In the New Testament, "palace" is used to translate the Greek word, pronounced ow-lay, that referred to a large mansion with an open public courtyard. It was that word that was used for "the high priest's palace" at the time of the Messiah's Crucifixion (see The Crucifixion Of The Messiah).
"26:3 Then assembled together the chief priests, and the scribes, and the elders of the people, unto the palace of the high priest, who was called Caiaphas, 26:4 And consulted that they might take Jesus by subtilty, and kill him." (Matthew 26:3-4 KJV)
Fact Finder: What are "castles"?
This Day In History, December 15
37: Nero (Nero Claudius Caesar Augustus Germanicus) was born. He was the Emperor of Rome from October 13, 54 to June 9, 68 (see Nero's Torches; also The Politics Of Rome and Pax Romana: The Birth Of The Roman Empire).

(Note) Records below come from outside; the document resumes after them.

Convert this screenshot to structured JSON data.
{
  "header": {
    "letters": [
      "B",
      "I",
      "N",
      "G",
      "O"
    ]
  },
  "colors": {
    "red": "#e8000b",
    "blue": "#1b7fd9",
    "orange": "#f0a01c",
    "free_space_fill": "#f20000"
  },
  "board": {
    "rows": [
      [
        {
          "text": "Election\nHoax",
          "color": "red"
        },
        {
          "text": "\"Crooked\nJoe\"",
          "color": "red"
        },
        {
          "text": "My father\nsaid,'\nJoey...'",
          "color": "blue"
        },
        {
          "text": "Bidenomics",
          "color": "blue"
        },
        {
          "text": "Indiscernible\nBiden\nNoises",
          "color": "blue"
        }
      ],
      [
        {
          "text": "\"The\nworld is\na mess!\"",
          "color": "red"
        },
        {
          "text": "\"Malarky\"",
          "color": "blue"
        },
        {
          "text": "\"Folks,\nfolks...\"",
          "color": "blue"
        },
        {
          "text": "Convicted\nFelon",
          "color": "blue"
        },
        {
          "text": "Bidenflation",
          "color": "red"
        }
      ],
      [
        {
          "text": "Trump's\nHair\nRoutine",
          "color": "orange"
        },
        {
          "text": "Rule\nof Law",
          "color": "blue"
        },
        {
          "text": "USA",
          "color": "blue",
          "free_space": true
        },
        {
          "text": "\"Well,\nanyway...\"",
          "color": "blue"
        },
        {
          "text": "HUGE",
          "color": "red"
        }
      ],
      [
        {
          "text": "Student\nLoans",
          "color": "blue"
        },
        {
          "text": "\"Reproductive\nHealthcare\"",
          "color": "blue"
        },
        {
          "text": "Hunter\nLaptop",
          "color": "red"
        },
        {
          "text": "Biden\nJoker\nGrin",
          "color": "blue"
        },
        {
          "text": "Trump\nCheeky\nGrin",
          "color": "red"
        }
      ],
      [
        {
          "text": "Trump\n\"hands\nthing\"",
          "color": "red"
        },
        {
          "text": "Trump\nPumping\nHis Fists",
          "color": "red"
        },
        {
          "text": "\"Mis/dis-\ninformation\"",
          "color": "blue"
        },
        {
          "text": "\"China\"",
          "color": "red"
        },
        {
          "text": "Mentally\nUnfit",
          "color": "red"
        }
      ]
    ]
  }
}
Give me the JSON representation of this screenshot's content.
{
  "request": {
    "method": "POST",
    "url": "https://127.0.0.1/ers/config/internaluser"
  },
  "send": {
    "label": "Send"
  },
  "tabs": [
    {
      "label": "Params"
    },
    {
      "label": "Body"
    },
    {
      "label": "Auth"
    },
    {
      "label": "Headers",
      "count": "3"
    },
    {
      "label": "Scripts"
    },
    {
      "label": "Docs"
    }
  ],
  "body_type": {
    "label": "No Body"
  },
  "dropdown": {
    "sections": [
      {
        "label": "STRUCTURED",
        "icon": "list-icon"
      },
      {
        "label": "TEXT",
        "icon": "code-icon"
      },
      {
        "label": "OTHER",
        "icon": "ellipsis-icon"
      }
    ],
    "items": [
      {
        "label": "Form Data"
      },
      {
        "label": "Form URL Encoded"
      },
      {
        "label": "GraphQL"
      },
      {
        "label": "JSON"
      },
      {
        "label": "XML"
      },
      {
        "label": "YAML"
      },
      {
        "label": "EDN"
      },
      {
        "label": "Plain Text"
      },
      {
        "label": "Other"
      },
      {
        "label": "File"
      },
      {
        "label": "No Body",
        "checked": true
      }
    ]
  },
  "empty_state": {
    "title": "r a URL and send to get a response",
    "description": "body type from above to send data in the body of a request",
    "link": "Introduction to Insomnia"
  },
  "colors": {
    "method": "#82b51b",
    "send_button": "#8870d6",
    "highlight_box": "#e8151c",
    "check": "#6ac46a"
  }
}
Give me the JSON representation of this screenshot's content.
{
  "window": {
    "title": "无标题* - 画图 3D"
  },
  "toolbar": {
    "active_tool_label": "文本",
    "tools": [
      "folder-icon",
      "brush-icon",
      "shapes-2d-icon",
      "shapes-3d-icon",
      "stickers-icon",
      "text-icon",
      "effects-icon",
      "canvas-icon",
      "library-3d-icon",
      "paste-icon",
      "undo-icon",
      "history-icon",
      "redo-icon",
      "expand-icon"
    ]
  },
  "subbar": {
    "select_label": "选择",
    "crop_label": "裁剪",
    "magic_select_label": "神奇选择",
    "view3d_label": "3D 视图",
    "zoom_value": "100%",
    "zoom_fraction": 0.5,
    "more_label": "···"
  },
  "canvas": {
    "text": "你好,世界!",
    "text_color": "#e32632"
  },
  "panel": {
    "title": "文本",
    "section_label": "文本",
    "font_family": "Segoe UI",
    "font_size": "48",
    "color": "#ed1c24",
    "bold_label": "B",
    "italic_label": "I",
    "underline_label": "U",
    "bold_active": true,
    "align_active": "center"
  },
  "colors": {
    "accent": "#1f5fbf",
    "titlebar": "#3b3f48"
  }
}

533: Byzantine General Belisarius defeated the Vandals at the Battle of Ticameron.
1794: The Revolutionary Tribunal was abolished in France (see also Why Are Politicians Called Left Or Right?).
1794: During the War of the Austrian Succession, the Prussians under Leopold I of Anhalt-Dessau heavily defeated the Saxons under Rutowski at the Battle of Kesseldorf near Dresden.
1806: During the Napoleonic Wars, French forces under Napoleon entered Warsaw, Poland (see also Russia Or Europe - Who Has Been The Invader?).
1840: Napoleon's remains were interred in Les Invalides in Paris, after having been brought from St. Helena where he died in exile.
1890: Sioux chief Tatanka Iyotake was shot and killed at age 59 by native-American police who were trying to arrest him. He is better known to history as "Sitting Bull" (see also The First Chinese American War).
1891: James Naismith (1861-1939), a Canadian from Almonte, Ontario, invented basketball (with a soccer ball and 2 peach baskets) while working as a physical education teacher in Springfield, Massachusetts.
1899: During the second Boer War, the British made a frontal attack in the battle of Colenso aimed at relieving the besieged town of Ladysmith. The action failed and the British lost over 1,100 men.
1914: The Battle of Lodz ended. Russian forces retreated toward Moscow.
1961: Nazi war criminal Adolf Eichmann was convicted of crimes against humanity by a court in Israel and sentenced to hang (see also Presidential Quotes On War, Terrorism, Religion and Why Does Satan Love Liars?).
1964: Canada adopted the Maple Leaf flag.
1970: The unmanned Soviet spacecraft Venera 7 landed on Venus becoming the first Earth spacecraft to land on another planet.
1973: The American (i.e. U.S.) Psychiatric Association voted 13-0 to remove homosexuality from its official list of psychiatric disorders.
1995: West European leaders announced that the new European monetary unit would be known as the "Euro" (see also Ein Volk! Ein Reich! Ein Euro!).
2001: The Leaning Tower of Pisa reopened after a 11 year, $27 million attempt to reinforce the structure.
2005: Walter Haut died at age 83. Haut, a former spokesman for the Roswell Army Air Field, took dictation on July 8, 1947, as base commander Col. William Blanchard dictated a news release about a recovered "flying saucer" and ordered Haut to issue it.